Military Funeral Protests Outrage Families, Lawmakers

They've appeared at military funerals across the country, armed with signs reading "God Hates You" and "Thank God for Dead Soldiers."

Members of Westboro Baptist Church in Topeka, Kan., have outraged family members and communities alike with their antics. They say America's war casualties are God's wrath for tolerating homosexuality.

Now they're getting their wish for a federal-level fight.

After attending a funeral in Michigan on Saturday where hundreds of veterans and other supporters of the soldier's family countered the protesters, Republican Rep. Mike Rogers plans to introduce legislation against the demonstrations, possibly as soon as Thursday.

It would restrict protests at funerals at national cemeteries for 60 minutes before and after a service, and require protesters to remain 500 feet or more from the grave site or individuals at the funeral.

"American families burying their husbands or wives and sons or daughters who died while fighting for their nation are being subjected to horrible verbal and visual attacks by protesters," said a statement by Rogers, who served as a funeral officer during his own service in the U.S. Army. "No grieving family should be faced with such disrespect or threats and intimidation."

Church Members Welcome Challenge

Shirley Phelps-Roper, a lawyer for the church members and daughter of its leader, the Rev. Fred Phelps, said the group was ready for a First Amendment fight.

"We've been just pining for, so hoping that someone in the United States House or Senate would get busy and get something going to dismantle the First Amendment at the federal level," Phelps-Roper said.

"Little Mr. Mike Rogers does not like some words on some placards on a public street," she said. "He's ready to give away the crowning jewel of all of our freedoms."

Rogers told ABC News that the law would allow freedom of expression while still protecting the soldiers' families.

"I think it clearly passes muster because the Supreme Court has ruled that time, place and manner can be regulated," he said. "You can't regulate their content."

Phelps-Roper said members of the church believed that Americans had turned their backs on God and that Hurricane Katrina, Iraq casualties, STDs, bird flu and other tragedies were God's payback. She said that America had been "duped" into the war, that it was not winnable, and that she blamed the families for sending their loved ones to fight.

The group began protesting soldier funerals in June and has been to about 35 states since then, she said. Members gained attention in the past for protesting at funerals of those who died from AIDS and at the service for Matthew Shepard, the Wyoming college student beaten to death because he was gay.

Protesting the Protests

Several states have passed laws limiting the group's funeral protests, including Indiana, Oklahoma, Missouri and Wisconsin earlier this month. Other states are considering legislation, and Rogers said he was eager for states to use his bill as a model "to make sure they are compliant with First Amendment concerns."

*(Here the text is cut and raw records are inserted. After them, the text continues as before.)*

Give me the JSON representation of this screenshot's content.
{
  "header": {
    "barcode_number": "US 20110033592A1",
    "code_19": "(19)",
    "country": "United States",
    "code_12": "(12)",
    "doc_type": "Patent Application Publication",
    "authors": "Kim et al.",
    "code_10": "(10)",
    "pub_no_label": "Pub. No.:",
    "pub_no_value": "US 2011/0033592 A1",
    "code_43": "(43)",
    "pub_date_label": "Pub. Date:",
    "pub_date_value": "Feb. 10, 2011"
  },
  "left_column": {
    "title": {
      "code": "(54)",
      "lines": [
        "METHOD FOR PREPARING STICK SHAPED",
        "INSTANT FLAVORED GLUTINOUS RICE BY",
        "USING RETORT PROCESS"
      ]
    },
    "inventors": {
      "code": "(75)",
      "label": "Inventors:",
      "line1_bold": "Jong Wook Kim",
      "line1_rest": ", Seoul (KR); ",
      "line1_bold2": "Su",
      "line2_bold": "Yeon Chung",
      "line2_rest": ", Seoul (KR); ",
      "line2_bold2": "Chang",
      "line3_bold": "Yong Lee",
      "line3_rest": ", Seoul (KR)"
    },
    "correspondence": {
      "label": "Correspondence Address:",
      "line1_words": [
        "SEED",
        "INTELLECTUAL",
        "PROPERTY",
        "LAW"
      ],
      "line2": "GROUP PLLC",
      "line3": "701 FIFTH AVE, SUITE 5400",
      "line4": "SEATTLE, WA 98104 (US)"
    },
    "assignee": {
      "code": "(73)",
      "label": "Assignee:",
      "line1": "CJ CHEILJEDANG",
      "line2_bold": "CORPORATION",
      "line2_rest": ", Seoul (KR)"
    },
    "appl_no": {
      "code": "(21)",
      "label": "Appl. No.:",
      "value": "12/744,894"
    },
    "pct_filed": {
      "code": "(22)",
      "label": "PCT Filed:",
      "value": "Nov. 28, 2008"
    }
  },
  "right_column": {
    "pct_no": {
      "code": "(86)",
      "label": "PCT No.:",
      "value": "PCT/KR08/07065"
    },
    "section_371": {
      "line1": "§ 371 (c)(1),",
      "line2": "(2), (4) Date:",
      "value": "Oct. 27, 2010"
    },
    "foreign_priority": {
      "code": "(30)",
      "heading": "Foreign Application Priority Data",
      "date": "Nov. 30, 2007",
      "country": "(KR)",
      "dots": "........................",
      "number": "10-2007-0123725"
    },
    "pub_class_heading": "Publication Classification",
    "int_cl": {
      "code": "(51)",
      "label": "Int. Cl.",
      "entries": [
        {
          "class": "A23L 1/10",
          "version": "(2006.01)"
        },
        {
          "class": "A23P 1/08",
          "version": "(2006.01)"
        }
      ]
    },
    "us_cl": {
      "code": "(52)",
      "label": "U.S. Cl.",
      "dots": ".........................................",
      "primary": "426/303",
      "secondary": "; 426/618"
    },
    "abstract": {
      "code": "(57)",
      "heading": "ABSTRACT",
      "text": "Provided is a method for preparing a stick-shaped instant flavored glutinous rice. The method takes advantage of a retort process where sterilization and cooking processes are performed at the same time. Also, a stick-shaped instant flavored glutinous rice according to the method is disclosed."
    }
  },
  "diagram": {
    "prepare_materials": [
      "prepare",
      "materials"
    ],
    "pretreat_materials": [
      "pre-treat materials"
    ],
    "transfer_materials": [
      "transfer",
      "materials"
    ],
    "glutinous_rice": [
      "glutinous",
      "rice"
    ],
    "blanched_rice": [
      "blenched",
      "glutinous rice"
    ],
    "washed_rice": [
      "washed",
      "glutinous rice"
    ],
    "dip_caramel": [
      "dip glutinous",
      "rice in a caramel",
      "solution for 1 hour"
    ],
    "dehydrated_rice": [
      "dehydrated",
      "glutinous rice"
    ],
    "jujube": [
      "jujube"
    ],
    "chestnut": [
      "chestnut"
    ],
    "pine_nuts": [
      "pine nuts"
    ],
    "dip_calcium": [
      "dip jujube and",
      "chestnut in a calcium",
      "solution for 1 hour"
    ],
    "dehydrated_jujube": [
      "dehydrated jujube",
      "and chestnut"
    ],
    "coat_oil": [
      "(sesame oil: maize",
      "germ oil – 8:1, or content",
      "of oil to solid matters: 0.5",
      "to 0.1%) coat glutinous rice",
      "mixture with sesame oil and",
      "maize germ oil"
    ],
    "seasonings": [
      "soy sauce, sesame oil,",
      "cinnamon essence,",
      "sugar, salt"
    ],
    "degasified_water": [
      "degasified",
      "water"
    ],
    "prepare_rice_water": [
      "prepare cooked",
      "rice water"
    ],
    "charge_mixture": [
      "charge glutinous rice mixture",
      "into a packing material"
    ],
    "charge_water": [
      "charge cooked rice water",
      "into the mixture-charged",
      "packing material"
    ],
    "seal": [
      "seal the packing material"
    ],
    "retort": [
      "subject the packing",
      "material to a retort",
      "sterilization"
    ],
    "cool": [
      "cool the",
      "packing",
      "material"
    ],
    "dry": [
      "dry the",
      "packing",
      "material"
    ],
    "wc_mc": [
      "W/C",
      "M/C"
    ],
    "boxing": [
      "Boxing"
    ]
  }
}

Rep. Silvestre Reyes, D-Texas, has signed on as co-sponsor of the federal bill, and Rogers has been crafting its language with Steve Buyer, chairman of the House Committee on Veterans Affairs. He expects it to have broad bipartisan support.

"I think we're on very solid legal ground," Rogers said. "It really gives the family the right to mourn and the right to their dignity, and that to me is the most important thing -- and we still have not abridged anyone's First Amendment rights."

Maybe not, but it still could face a challenge. Local chapters of the American Civil Liberties Union have fought against laws in some states that have sought to restrict the Westboro protests.

But Caroline Fredrickson, director of the Washington legislative office of the ACLU, said that the group had not seen Rogers' bill and that it was "watching and waiting" before weighing in.

"What we can say is that typically, if it's the appropriate kind of regulation, as long as it's content-neutral, it doesn't seem to raise First Amendment problems," Fredrickson said.

Jamin Raskin, a professor of constitutional law at American University, said the regulation could spark some debate.

"Arguably, they can't make their point before or after the services," he said. "These guys make the most unsympathetic possible First Amendment plaintiffs, but imagine that it were anti-war protesters who wanted to protest a war that they see as illegal and immoral. Is the effectiveness of their message negated by forcing them to protest either an hour before or an hour after a funeral?"

One case that would be in Rogers' favor is Hill v. Colorado, a 2000 decision that required anti-abortion protesters to stand at least 8 feet away from passers-by at health facilities, Raskin said.

That may not stop Phelps-Roper from waging a fight against the regulation.

"It's appropriate for the whole world to watch while this nation gives away the best and the brightest and the most important of her liberties," she said. "It is the only thing that distinguishes us from the rest of the whole round world."

If the bill becomes law and is challenged, Raskin said, it could have an impact on future free-speech cases.

"It's possible that this case could change the First Amendment by establishing a peaceful funeral and burial as a compelling state interest that overcomes speech rights," he said.

He added that the Westboro group's tactics seem "calculated to offend the maximum number of people. But, of course, under our First Amendment, people have the right to offend."